(Dataset rows for apps and sites)

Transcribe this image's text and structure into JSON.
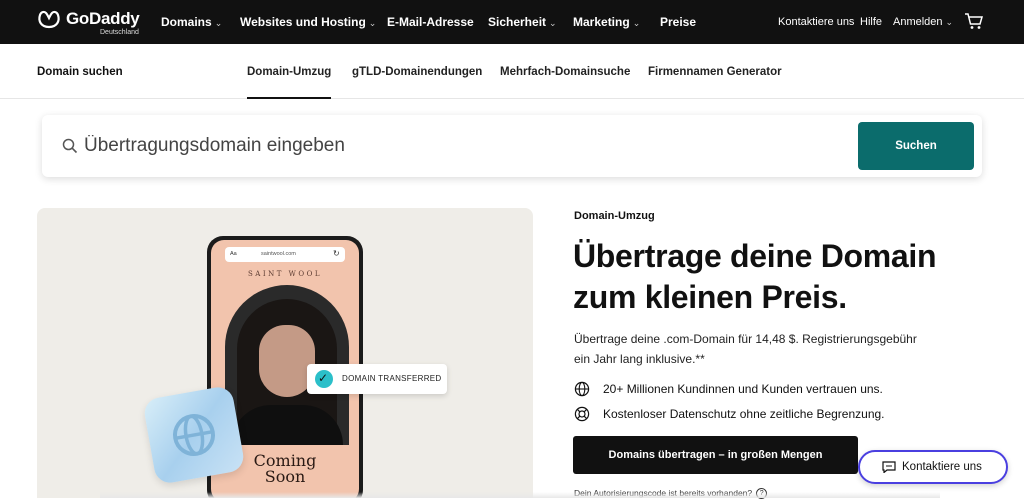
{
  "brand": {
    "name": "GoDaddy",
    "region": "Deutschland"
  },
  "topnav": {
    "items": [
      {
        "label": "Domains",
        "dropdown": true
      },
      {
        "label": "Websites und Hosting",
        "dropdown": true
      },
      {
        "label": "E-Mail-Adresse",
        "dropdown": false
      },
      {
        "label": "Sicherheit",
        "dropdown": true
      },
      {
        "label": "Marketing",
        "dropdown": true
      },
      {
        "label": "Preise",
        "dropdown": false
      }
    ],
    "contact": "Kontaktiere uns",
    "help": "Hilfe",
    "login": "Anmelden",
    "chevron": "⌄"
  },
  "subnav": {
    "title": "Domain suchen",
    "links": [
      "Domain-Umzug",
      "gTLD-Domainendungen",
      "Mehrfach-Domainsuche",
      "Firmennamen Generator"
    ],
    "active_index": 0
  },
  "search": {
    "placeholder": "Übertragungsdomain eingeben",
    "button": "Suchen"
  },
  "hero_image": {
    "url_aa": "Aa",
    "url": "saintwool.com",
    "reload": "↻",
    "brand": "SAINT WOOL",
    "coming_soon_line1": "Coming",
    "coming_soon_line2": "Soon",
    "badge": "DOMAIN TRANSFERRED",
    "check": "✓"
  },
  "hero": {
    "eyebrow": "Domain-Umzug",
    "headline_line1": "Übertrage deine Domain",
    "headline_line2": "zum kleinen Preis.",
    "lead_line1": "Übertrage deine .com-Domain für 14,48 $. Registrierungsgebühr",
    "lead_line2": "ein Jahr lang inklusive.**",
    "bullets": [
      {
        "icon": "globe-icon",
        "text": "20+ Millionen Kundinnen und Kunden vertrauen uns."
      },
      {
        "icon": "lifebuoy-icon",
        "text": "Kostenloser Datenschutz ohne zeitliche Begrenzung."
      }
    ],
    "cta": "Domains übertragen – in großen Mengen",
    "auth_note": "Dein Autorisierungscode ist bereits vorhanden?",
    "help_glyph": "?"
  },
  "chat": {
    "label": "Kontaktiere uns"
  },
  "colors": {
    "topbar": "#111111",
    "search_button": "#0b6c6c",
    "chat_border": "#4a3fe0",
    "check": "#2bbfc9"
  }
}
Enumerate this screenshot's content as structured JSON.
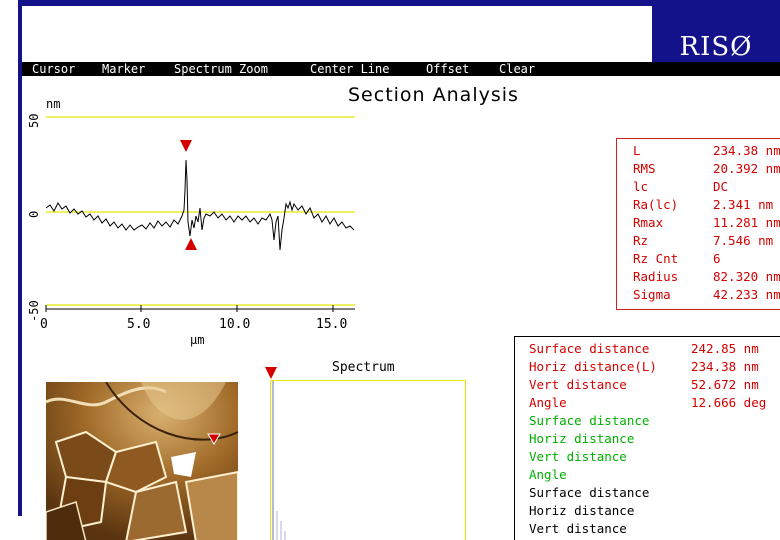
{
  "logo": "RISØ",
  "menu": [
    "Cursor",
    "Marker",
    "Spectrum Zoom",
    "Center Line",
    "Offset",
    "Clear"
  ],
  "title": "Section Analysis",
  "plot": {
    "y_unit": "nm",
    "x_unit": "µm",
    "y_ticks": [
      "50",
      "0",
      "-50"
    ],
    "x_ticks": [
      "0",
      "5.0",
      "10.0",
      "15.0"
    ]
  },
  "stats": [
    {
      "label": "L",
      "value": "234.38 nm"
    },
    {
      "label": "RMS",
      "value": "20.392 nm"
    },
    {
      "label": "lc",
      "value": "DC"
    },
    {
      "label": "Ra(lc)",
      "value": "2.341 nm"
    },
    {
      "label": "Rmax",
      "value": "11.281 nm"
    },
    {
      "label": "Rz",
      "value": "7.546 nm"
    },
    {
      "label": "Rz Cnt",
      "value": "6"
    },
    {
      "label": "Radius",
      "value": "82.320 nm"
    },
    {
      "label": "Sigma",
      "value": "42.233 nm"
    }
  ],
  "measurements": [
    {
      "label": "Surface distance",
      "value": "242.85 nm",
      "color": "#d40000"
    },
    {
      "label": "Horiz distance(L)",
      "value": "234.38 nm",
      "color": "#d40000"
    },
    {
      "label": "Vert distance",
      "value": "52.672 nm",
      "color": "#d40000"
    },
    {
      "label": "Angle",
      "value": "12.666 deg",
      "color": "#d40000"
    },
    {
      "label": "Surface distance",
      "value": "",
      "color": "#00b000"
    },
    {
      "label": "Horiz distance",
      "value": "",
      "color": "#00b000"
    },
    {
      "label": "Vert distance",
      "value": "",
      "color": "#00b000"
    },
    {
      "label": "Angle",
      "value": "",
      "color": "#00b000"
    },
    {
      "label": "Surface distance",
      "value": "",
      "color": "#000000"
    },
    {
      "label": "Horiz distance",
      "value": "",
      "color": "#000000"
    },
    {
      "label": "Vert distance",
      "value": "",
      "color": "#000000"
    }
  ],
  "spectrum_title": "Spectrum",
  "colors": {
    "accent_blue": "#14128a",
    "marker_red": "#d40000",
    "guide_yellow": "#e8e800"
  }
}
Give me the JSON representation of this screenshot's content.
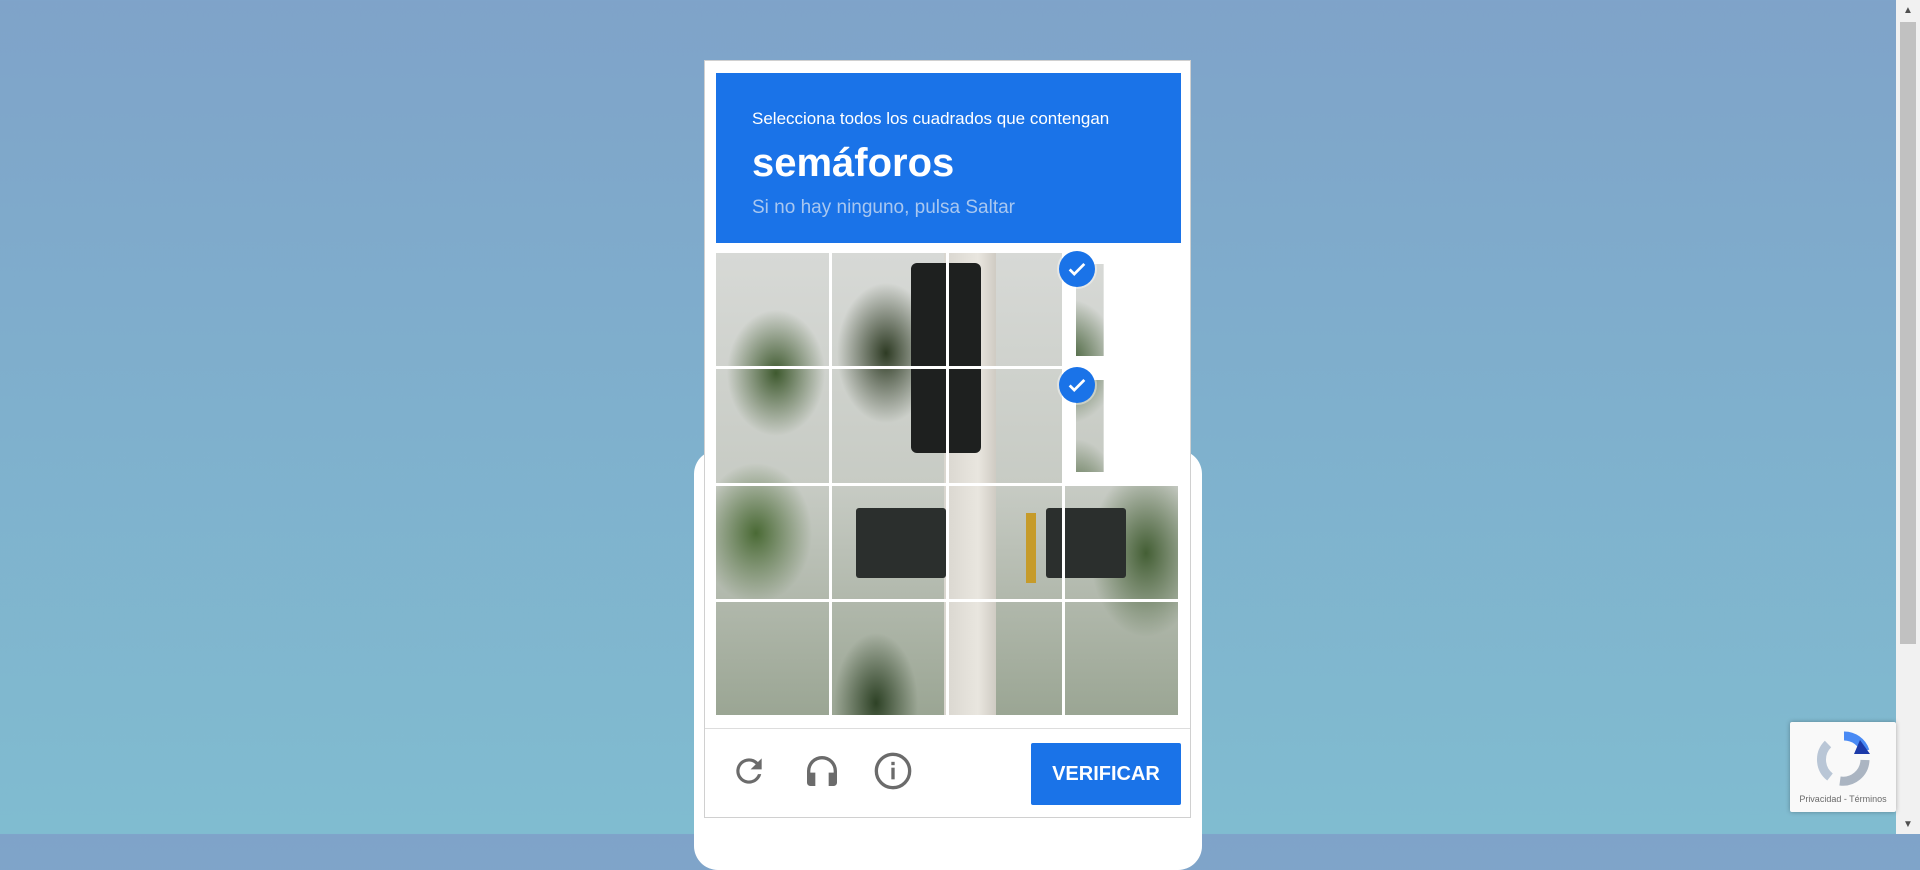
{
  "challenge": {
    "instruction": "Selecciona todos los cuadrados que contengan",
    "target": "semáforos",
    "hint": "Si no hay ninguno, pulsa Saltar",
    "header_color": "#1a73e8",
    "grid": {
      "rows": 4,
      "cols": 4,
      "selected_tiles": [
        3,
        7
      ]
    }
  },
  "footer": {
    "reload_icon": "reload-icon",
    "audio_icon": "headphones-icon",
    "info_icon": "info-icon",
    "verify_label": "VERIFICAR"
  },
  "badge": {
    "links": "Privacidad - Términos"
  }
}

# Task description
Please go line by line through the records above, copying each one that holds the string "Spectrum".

# Solution to this problem
    "Spectrum Zoom",
  "spectrum_title": "Spectrum",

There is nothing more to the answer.